When supplying water to a power station, a pipeline is sometimes called a penstock. In this case, the penstock travels 4 miles underground to bring water from a creek to the power station. There are two possible penstock routes: the old route which comes straight from the creek to the burned mill complex where it zigzags below the ruins through many fittings before reaching the turbine house; and the new route which splices into the old pipeline just before the mill complex and takes a direct path over a bridge to the turbine house. At this point, both pipeline routes are nearly operational and their respective paths were accurately mapped. To assist with turbine and generator selection, an estimate for available hydraulic power was made.
Estimating hydraulic power involves calculating the theoretical maximum power available from the water flowing through a perfect penstock, then subtracting the power lost due to friction, pipeline geometry, and fittings. This was done for several different flow rates. The annual flow variations in the head source creek were also accounted for to ascertain whether sufficient power would be available during the dry fall months. Local protected fish species and their susceptibility to injury by the power station were also noted. The 2001 flow measurements were used as a rough reference.
Pipeline mapping was done using archival maps, GPS, Google, a skydiving altimeter, and static penstock pressure readings. Fittings were counted – with assistance from the map archive – by re-tracing the penstock route above ground and counting the protruding structures. Several old timers, who worked on the pipeline back in the day and still live in the area, were solicited for help during this stage. Pipe material and dimensions was accounted for in much the same way.

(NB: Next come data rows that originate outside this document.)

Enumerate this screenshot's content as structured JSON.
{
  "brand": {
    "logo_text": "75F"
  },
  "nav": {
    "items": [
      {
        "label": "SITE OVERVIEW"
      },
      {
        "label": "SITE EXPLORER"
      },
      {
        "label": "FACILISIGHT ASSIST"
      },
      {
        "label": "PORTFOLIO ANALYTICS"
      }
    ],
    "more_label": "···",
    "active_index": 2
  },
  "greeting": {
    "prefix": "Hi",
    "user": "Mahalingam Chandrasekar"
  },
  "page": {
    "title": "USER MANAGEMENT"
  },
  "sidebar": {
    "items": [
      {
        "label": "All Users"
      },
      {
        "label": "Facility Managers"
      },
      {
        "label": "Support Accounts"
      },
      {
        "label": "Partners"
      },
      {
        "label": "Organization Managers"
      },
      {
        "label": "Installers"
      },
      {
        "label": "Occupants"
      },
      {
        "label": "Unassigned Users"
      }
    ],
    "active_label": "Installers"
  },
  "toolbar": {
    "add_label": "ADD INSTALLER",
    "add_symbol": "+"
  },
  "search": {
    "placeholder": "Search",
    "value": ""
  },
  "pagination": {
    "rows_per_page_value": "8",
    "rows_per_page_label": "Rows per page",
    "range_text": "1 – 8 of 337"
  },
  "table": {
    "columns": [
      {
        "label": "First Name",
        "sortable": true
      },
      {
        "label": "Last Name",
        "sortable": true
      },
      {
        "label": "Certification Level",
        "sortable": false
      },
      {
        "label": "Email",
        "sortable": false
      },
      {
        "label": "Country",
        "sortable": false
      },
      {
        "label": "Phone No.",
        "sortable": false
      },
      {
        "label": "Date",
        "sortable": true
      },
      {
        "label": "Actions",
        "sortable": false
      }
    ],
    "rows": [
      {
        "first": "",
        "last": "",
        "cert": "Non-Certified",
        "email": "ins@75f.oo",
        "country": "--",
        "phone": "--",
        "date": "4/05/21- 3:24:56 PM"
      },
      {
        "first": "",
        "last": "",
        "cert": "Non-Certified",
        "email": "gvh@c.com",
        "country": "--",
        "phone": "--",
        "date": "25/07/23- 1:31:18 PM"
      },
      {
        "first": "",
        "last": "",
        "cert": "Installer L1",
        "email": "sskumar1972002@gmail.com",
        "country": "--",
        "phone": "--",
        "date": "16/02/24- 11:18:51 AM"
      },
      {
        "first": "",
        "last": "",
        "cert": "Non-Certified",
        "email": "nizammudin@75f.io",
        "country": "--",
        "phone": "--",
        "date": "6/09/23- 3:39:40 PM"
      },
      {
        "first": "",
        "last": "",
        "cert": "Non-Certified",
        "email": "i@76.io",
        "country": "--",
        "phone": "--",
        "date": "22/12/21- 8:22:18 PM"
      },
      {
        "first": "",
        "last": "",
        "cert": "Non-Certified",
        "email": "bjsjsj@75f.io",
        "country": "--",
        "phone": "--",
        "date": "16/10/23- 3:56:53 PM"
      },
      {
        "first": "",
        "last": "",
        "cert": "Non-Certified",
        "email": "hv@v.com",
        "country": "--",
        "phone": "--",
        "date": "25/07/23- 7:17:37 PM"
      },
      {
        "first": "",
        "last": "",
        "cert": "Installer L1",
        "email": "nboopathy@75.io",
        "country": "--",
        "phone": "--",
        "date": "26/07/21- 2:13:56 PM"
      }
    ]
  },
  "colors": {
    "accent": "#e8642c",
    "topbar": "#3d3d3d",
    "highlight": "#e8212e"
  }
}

Head loss and available power predictions at several flow rates were calculated via two methods: Darcy-Weisbach and Hazen-Williams. Discrepancies between the two methods were noted and discussed. The final results were compared to the 2001 flow measurements and a preliminary turbine selection was made. Future testing was planned.